    3. In Allowed apps, restrict the apps you don't want, e.g.. Safari, Camera, FaceTime, iTunes, iBookstore and installing and deleting apps. Note this still leaves Mail, iMessage, Calendar and Contacts that the pupil could access the internet to find previously hidden answers, which is why you need to prevent access to wi-fi or the internet.
    4. In Content Restrictions, don't allow films, TV Programmes or apps. Limit web content. Don't allow Sirit to search the web. Don't allow multiplayer games, friends or screen recording.
    5. Under Privacy select Location Services and turn off Location Services, then Don’t Allow Changes.
    6. Under Privacy, work your way down the other apps (Contacts, Bluetooth, Speech Recognition etc) and set them to Don't Allow Changes.
    7. Under Allow Changes select Passcode Changes and Account Changes and select Don't Allow Changes (this prevents anyone adding a new mail or other account).
  10. Turn off the spellcheck and writing tools unless the candidate has permission to use them:
    • Settings > General > Keyboards > Turn off Text Replacement, Auto-CapitalisationAuto-Correction, Smart Punctuation, Check Spelling, Predictive. 
    • Note that the candidate can easily turn them back on if they know how. To prevent this, if the candidate only needs to to use one appyou can use Guided Access. For example, if the candidate requires a question-and-answer paper with ClaroPDF or PDF Expert, or a DAB in Word, Guided Access can lock them into it and prevent them from accessing the Settings.
    • If the candidate needs to use two apps - one to view the DQP, and another to write into a DAB, Guided Access cannot be used and so the candidate could access the Settings.

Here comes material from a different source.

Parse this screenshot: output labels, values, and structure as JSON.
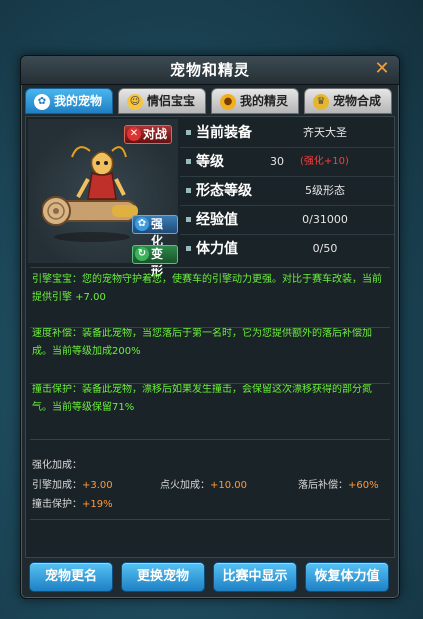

Hopefully you should now have an iPad with:

  • no stored files, emails, photos, videos, sound recordings or other documents;
  • only the apps which are required for the assessment;
  • no spellchecking, AutoCorrect or other spelling tools unless their use is permitted;
  • no access to the internet or wi-fi.

This information is provided for guidance - we are not network security experts and so you should consult your technical specialists.